(RAW DATA Opens)
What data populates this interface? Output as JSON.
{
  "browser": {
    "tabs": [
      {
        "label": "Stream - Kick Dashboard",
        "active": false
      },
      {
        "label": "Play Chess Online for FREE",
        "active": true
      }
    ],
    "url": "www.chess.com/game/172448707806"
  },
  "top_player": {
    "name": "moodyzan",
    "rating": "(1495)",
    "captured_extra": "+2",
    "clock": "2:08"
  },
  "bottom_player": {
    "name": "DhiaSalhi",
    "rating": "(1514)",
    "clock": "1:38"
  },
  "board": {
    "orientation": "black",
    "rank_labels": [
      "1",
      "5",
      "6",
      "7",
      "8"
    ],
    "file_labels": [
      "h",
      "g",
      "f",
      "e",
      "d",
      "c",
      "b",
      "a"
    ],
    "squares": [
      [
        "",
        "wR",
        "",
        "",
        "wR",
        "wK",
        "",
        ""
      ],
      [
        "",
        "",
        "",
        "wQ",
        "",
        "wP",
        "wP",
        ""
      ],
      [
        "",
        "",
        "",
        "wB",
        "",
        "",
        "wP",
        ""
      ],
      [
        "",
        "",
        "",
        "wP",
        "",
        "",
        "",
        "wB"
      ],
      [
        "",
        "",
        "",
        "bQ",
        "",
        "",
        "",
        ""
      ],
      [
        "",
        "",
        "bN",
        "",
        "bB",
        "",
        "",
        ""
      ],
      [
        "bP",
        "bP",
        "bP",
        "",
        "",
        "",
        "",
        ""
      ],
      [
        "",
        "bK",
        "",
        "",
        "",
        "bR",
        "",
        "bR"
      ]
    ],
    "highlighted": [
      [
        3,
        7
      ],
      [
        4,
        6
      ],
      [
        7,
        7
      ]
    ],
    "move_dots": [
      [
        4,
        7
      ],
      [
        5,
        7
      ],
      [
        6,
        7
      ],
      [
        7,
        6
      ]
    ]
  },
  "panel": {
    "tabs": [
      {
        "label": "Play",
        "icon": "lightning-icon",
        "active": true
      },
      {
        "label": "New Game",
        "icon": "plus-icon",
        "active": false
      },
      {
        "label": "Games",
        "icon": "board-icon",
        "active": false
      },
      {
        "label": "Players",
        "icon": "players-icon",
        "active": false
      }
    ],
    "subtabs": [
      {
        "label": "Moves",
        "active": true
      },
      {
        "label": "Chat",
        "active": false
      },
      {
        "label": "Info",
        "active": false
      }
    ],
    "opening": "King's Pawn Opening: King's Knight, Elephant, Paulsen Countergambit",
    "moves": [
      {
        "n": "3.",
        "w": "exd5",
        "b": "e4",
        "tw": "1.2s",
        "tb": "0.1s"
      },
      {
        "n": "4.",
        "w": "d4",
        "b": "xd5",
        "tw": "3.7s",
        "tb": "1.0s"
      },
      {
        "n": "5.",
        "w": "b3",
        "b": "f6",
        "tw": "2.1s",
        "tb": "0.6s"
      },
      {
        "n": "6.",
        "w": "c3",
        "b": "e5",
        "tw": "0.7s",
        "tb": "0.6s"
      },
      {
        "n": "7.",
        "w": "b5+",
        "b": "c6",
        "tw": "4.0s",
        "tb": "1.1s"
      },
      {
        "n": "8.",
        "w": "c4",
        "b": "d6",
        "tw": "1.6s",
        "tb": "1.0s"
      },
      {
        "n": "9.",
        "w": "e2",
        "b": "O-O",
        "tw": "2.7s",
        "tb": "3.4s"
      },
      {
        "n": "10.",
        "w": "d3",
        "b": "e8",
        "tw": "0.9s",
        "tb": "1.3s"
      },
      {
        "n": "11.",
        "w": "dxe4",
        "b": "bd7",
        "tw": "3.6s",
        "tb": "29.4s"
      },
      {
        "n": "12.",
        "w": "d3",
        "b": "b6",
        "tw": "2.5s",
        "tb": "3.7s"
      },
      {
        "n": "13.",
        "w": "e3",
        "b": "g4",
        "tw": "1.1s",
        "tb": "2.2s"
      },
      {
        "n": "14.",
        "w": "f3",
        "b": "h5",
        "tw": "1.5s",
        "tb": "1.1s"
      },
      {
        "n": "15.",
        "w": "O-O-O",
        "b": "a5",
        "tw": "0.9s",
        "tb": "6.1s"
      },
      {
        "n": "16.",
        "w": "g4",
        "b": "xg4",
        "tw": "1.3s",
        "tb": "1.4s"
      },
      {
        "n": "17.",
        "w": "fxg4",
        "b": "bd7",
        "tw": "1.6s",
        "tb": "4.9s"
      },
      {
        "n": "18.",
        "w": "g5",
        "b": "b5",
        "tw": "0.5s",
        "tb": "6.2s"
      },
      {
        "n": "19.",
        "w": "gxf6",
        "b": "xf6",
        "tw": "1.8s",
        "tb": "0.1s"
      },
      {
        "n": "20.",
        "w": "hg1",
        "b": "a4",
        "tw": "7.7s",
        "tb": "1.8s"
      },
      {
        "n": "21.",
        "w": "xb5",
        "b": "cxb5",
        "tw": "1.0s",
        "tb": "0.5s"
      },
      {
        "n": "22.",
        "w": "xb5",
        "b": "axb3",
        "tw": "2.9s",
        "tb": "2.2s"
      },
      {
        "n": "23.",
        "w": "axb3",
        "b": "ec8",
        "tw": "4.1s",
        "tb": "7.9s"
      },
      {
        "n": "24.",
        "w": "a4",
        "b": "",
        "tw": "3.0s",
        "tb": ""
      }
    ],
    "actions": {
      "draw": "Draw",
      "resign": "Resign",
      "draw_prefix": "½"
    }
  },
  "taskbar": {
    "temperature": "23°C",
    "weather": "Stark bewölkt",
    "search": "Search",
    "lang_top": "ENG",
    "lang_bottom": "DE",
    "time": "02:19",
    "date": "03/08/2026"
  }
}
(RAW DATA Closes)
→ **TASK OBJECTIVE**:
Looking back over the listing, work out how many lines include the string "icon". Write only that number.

→ **THE ANSWER**:
4